Interface dataset entries
"""

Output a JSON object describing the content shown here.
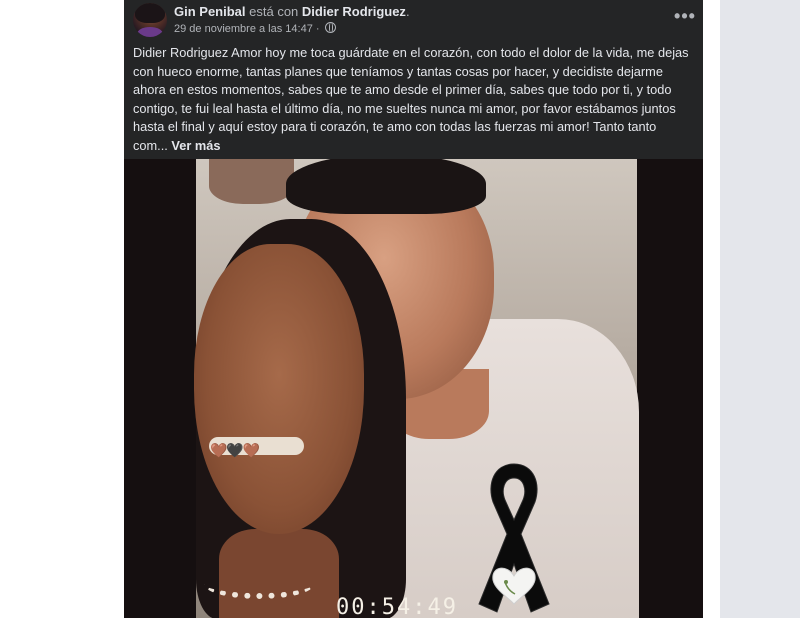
{
  "post": {
    "author": "Gin Penibal",
    "connector": "está con",
    "tagged_person": "Didier Rodriguez",
    "date": "29 de noviembre a las 14:47",
    "separator": "·",
    "body": "Didier Rodriguez   Amor hoy me toca guárdate en el corazón, con todo el dolor de la vida, me dejas con hueco enorme, tantas planes que teníamos y tantas cosas por hacer, y decidiste dejarme ahora en estos momentos, sabes que te amo desde el primer día, sabes que todo por ti, y todo contigo, te fui leal hasta el último día, no me sueltes  nunca mi amor, por favor estábamos juntos hasta el final y aquí estoy para ti corazón, te amo con todas las fuerzas mi amor! Tanto tanto com...",
    "see_more_label": "Ver más",
    "more_options_label": "•••"
  },
  "photo": {
    "hearts": "🤎🖤🤎",
    "overlay_time": "00:54:49"
  },
  "icons": {
    "audience": "globe-icon",
    "ribbon": "black-ribbon-icon"
  },
  "colors": {
    "post_background": "#242526",
    "page_background": "#ffffff",
    "side_panel": "#e4e6eb",
    "primary_text": "#e4e6eb",
    "secondary_text": "#b0b3b8"
  }
}
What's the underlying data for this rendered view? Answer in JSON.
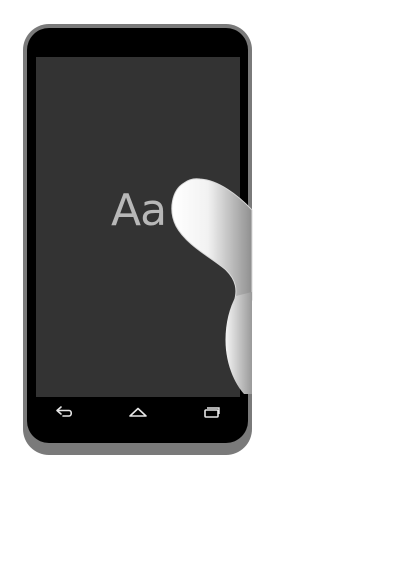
{
  "device": {
    "screen_color": "#333333",
    "frame_color": "#7a7a7a",
    "body_color": "#000000"
  },
  "screen": {
    "preview_text": "Aa",
    "preview_text_color": "#b8b8b8"
  },
  "navigation": {
    "back_icon": "back-icon",
    "home_icon": "home-icon",
    "recents_icon": "recents-icon",
    "icon_color": "#e6e6e6"
  },
  "gesture": {
    "hand_icon": "thumb-swipe-icon"
  }
}
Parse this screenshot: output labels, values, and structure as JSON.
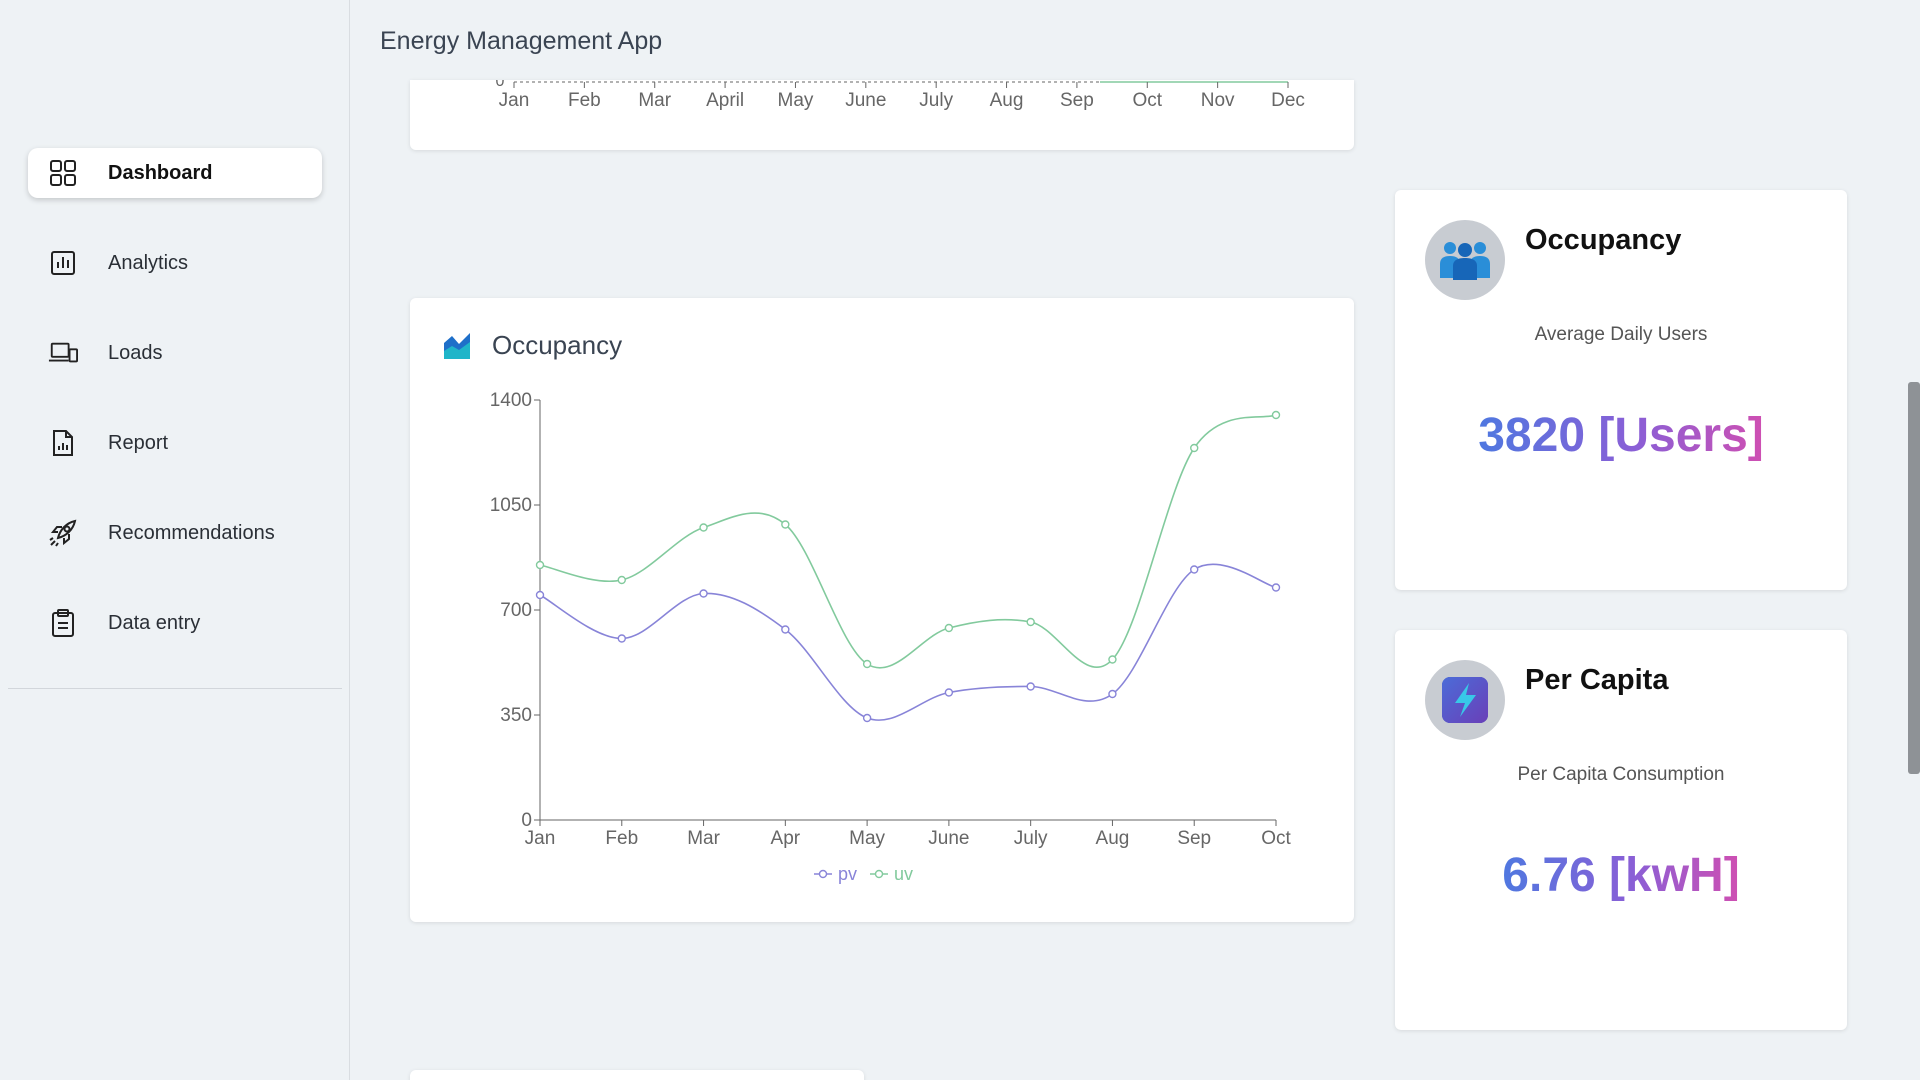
{
  "app": {
    "title": "Energy Management App"
  },
  "sidebar": {
    "items": [
      {
        "label": "Dashboard",
        "icon": "dashboard-grid-icon",
        "active": true
      },
      {
        "label": "Analytics",
        "icon": "bar-chart-icon",
        "active": false
      },
      {
        "label": "Loads",
        "icon": "devices-icon",
        "active": false
      },
      {
        "label": "Report",
        "icon": "document-chart-icon",
        "active": false
      },
      {
        "label": "Recommendations",
        "icon": "rocket-icon",
        "active": false
      },
      {
        "label": "Data entry",
        "icon": "clipboard-icon",
        "active": false
      }
    ]
  },
  "top_chart": {
    "x_ticks": [
      "Jan",
      "Feb",
      "Mar",
      "April",
      "May",
      "June",
      "July",
      "Aug",
      "Sep",
      "Oct",
      "Nov",
      "Dec"
    ],
    "y_tick_visible": "0",
    "series_color": "#82ca9d"
  },
  "occupancy_chart": {
    "title": "Occupancy",
    "icon": "area-chart-icon"
  },
  "chart_data": {
    "type": "line",
    "title": "Occupancy",
    "categories": [
      "Jan",
      "Feb",
      "Mar",
      "Apr",
      "May",
      "June",
      "July",
      "Aug",
      "Sep",
      "Oct"
    ],
    "series": [
      {
        "name": "pv",
        "color": "#8884d8",
        "values": [
          750,
          605,
          755,
          635,
          340,
          425,
          445,
          420,
          835,
          775
        ]
      },
      {
        "name": "uv",
        "color": "#82ca9d",
        "values": [
          850,
          800,
          975,
          985,
          520,
          640,
          660,
          535,
          1240,
          1350
        ]
      }
    ],
    "yticks": [
      "0",
      "350",
      "700",
      "1050",
      "1400"
    ],
    "ylim": [
      0,
      1400
    ],
    "legend_position": "bottom-center",
    "grid": false
  },
  "stats": {
    "occupancy": {
      "title": "Occupancy",
      "subtitle": "Average Daily Users",
      "value": "3820 [Users]",
      "icon": "users-group-icon"
    },
    "per_capita": {
      "title": "Per Capita",
      "subtitle": "Per Capita Consumption",
      "value": "6.76 [kwH]",
      "icon": "lightning-bolt-icon"
    }
  }
}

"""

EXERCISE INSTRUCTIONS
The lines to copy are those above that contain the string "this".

TASK SOLUTION
What's the underlying data for this rendered view? Answer in JSON.
Parse this screenshot: output labels, values, and structure as JSON.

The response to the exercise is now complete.